9th century ceramics recovered from a shipwreck. The ship passed near Singapore, which stood along the main trade route between the two great powers of 9th century Asia - Tang China and the Abbasid Empire which controlled vast areas of the Middle East. The Tang shipwreck is the earliest evidence of mass trade between East and West. By this time, China was producing great quantities of high-quality ceramics for export. The story of the ship and its cargo outlines the early history of the close connections between religions, peoples, and cultures.

Ancient hotties.

Sarong pattern at the Peranakan museum.
We also went to the Peranakan Museum, which was not that great in my opinion. The Peranakan Museum explores the culture of Peranakan communities in in Southeast Asia. From my understanding, "peranakan" is a form of "Asian expat," but I will let the official museum description to explain it better:

For centuries, the riches of Southeast Asia have brought foreign traders to the region. While many returned to their homelands, some remained behind, marrying local women. The Malay term ‘peranakan’ which means ‘locally born’ also refers to other communities that developed in Southeast Asia like the Chitty Melaka and Jawi Peranakans. The Peranakan Chinese are descendants of Chinese traders who settled in Malacca and around the coastal areas of Java and Sumatra, as early as the 14th century. In the 19th century, the Peranakan Chinese, drawn by commerce, migrated to the bustling ports of Penang and Singapore. The Chitty Melaka, or Peranakan Indians, descended from unions between South Indian Hindu merchants and local women, from the time of the Malacca Sultanate in the 15th century. Linguistically, the Peranakan Indians speak a type of vernacular Malay which incorporates some Tamil words. The Jawi Peranakans (or Jawi Pekan) are descendants of intermarriage between South Indian-Muslim traders and women of the local community. The Jawi Peranakans clustered around urban centres, particularly in the trading port of Penang.

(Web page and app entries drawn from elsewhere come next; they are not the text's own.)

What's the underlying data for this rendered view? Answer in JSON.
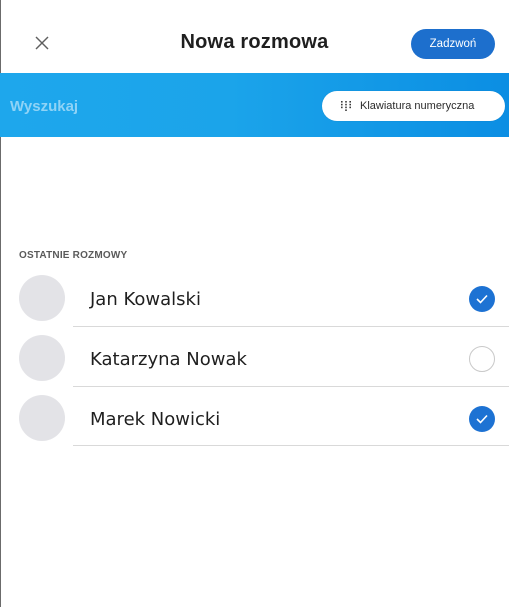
{
  "header": {
    "title": "Nowa rozmowa",
    "call_label": "Zadzwoń"
  },
  "search": {
    "placeholder": "Wyszukaj",
    "keypad_label": "Klawiatura numeryczna"
  },
  "recent": {
    "section_title": "OSTATNIE ROZMOWY",
    "contacts": [
      {
        "name": "Jan Kowalski",
        "selected": true
      },
      {
        "name": "Katarzyna Nowak",
        "selected": false
      },
      {
        "name": "Marek Nowicki",
        "selected": true
      }
    ]
  },
  "colors": {
    "accent": "#1d6fcd",
    "search_bar_start": "#1ea7ec",
    "search_bar_end": "#0b8ee3",
    "avatar": "#e3e3e7"
  },
  "icons": {
    "close": "close-icon",
    "keypad": "dialpad-icon",
    "check": "checkmark-icon"
  }
}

The funnest part at the Peranakan Museum was that you could try on different clothes and sarongs that local women used to wear back in the day.

At night on the Helix Bridge. Pairs of coloured letters c and g, as well as a and t on the bridge which are lit up at night in red and green represent cytosine, guanine, adenine and thymine, the four bases of DNA.
The Helix Bridge is fabricated from approximately 650 tonnes of Duplex Stainless Steel and 1,000 tonnes of carbon steel used in the temporary structure and also helping the bridge to get the helix shape.

One night we went to the rooftop bar and pool of the Fullerton hotel. That pool was pretty pimpin'

Lounge beds at the Fullerton rooftop bar. Drinking is extremely expensive in Singapore.

An old Chinese man we met at a hawker stall one day told us the city would not be so clean and people so orderly if they didn't have really expensive fines for all sorts of small offenses. The only way to prevent people from throwing garbage on the streets is to make them pay a lot of money and actually enforce that law. In Singapore, there are all kinds of fines for small "crimes" - and they're actually enforced, which is why it all works so well. People don't recycle or keep the city clean out of sense of civic responsibility, but mainly because they are afraid of paying tickets. Lesson duly noted, Singapore!